### Instructions to follow
A single figure is the whole answer: the number of lines in the entries that contain "true".

Dataset rows for apps and sites:
---

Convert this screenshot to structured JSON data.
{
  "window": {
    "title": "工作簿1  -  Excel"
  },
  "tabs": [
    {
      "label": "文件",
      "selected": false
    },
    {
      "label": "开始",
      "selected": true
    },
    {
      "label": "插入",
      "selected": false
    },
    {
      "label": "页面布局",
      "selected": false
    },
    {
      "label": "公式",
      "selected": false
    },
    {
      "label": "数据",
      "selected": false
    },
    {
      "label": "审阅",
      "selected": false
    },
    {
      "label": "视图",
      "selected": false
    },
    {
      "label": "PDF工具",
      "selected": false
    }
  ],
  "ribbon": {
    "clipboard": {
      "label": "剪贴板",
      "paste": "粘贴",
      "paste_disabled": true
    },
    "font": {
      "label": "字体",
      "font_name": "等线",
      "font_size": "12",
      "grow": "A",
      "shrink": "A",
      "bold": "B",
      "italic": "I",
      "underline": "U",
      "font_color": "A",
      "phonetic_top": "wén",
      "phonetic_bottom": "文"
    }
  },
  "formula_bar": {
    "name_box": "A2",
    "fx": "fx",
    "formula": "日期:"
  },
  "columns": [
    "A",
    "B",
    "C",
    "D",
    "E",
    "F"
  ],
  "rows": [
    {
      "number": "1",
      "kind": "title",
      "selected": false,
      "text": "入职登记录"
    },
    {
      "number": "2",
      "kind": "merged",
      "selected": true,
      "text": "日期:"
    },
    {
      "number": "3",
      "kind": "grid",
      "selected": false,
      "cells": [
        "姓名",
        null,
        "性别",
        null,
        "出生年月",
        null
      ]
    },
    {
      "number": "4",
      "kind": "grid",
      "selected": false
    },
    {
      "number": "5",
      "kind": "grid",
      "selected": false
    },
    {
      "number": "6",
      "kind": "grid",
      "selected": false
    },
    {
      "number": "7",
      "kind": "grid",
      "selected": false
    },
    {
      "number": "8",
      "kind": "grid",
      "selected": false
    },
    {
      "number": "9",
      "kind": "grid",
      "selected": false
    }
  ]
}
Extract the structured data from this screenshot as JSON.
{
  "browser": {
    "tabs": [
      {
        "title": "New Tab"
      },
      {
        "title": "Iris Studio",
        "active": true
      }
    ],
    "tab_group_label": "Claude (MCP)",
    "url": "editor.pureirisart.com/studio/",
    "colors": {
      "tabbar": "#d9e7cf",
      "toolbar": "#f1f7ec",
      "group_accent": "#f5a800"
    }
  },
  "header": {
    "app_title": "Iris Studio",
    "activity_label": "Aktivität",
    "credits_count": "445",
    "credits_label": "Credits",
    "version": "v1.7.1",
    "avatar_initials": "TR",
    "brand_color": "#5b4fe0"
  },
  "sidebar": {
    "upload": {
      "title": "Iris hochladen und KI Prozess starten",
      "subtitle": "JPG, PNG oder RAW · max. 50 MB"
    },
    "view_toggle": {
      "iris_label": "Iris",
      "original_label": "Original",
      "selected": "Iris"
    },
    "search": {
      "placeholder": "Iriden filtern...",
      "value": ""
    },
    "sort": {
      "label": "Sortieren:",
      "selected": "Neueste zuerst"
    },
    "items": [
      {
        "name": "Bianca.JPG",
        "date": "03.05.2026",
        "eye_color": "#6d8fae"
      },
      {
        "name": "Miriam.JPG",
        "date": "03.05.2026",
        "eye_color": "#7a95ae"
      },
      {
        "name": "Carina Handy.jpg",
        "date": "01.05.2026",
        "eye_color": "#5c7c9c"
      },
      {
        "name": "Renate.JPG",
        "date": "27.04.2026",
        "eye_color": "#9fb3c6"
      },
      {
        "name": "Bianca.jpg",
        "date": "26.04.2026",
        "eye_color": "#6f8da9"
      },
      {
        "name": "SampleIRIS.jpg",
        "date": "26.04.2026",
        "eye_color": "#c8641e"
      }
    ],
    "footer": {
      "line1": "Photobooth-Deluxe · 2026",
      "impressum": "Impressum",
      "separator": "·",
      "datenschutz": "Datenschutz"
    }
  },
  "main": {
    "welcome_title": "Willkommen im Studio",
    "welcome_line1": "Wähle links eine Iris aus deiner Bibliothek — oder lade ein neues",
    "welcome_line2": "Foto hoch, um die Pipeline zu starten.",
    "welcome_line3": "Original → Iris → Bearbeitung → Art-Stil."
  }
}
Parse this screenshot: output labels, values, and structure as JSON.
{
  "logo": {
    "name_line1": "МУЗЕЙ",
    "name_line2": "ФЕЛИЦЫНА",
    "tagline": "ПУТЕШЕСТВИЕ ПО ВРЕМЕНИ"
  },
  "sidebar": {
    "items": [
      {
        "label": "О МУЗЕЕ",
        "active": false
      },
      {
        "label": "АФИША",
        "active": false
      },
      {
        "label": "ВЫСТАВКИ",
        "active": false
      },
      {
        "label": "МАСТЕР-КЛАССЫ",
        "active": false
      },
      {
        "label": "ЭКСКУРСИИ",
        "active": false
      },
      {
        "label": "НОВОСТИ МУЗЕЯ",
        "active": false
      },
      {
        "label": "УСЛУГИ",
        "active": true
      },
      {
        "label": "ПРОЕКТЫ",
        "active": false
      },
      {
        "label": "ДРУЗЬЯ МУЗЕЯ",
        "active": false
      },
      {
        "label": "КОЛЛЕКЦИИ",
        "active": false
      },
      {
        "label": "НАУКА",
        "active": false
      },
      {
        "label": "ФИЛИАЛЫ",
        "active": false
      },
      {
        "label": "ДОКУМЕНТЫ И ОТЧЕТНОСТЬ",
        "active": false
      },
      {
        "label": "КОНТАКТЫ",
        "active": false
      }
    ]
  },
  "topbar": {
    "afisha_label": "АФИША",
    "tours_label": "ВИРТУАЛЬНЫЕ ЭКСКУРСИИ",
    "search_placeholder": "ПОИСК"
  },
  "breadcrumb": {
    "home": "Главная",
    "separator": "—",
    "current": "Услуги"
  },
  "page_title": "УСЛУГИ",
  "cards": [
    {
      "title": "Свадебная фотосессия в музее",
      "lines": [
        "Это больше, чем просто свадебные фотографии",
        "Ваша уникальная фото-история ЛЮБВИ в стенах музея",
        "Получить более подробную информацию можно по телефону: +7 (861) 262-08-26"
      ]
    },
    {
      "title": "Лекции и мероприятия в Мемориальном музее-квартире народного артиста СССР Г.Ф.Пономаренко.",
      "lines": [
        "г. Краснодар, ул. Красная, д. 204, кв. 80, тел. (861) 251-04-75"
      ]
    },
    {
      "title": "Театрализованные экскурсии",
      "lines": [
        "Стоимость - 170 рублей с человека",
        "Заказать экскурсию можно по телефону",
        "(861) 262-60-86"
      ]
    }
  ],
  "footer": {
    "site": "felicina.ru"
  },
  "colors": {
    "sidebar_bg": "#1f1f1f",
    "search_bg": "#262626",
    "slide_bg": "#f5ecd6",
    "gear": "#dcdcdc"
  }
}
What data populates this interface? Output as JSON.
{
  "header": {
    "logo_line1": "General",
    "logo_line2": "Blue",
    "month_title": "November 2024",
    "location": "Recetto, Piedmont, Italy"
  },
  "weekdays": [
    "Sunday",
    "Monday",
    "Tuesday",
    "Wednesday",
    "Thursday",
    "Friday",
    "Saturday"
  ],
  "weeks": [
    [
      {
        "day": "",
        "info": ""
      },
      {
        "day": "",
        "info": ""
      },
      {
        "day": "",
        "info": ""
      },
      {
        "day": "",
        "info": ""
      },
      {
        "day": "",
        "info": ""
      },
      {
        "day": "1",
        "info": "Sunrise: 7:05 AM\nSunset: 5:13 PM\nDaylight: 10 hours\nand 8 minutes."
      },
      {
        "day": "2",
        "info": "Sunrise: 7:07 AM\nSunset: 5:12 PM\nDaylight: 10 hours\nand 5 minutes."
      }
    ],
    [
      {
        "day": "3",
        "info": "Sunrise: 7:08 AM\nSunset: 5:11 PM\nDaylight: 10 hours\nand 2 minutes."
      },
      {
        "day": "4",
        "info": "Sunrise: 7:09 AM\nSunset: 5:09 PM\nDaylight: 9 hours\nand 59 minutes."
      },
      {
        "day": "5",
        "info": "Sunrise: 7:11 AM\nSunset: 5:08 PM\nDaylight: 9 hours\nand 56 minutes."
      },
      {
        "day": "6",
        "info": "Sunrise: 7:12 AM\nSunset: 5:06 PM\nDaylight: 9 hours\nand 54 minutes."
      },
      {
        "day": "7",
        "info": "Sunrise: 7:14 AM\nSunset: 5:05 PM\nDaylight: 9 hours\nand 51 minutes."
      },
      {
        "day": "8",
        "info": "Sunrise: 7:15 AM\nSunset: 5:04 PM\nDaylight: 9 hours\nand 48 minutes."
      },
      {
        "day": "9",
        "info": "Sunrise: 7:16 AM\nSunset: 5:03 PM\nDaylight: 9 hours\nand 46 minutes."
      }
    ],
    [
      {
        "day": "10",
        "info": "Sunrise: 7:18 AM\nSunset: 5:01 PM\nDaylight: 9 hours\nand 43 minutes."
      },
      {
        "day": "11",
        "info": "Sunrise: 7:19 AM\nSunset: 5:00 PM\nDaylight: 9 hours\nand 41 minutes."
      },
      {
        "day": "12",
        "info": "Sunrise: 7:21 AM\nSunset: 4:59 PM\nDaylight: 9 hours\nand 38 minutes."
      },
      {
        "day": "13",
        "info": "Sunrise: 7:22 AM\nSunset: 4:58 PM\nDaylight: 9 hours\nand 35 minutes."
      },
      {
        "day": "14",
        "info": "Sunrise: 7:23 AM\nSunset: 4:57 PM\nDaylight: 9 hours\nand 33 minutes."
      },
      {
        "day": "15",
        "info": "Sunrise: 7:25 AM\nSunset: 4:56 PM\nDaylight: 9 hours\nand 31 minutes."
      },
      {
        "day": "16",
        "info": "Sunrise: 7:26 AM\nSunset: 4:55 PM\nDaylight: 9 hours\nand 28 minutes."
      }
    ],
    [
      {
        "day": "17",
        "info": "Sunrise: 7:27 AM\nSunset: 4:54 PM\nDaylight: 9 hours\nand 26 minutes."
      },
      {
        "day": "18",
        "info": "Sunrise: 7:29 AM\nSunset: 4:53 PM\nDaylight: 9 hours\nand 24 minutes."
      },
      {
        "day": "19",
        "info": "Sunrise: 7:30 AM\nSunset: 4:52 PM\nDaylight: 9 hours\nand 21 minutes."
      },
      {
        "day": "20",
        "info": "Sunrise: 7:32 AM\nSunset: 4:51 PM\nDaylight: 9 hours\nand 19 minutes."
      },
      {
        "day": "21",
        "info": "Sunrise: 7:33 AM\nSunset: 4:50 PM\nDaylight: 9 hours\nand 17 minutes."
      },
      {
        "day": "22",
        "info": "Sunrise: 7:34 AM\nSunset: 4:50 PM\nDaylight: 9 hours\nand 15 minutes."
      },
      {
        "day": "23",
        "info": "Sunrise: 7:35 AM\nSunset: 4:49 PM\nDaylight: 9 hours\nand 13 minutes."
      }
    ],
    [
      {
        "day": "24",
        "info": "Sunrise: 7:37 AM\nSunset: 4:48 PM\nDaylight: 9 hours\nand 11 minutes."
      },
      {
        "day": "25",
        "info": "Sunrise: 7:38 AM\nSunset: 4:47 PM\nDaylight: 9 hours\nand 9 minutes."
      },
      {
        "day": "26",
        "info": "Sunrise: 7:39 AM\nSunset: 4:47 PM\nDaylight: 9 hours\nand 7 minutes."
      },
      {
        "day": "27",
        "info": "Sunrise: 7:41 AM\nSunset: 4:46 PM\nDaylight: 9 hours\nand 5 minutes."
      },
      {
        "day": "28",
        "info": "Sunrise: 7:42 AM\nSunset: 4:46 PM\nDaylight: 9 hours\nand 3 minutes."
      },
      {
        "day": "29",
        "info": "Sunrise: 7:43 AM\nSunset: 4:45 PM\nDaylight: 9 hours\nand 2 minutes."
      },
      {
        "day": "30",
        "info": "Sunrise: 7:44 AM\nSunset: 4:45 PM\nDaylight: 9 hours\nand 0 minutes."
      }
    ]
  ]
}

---

### Exercise answer
5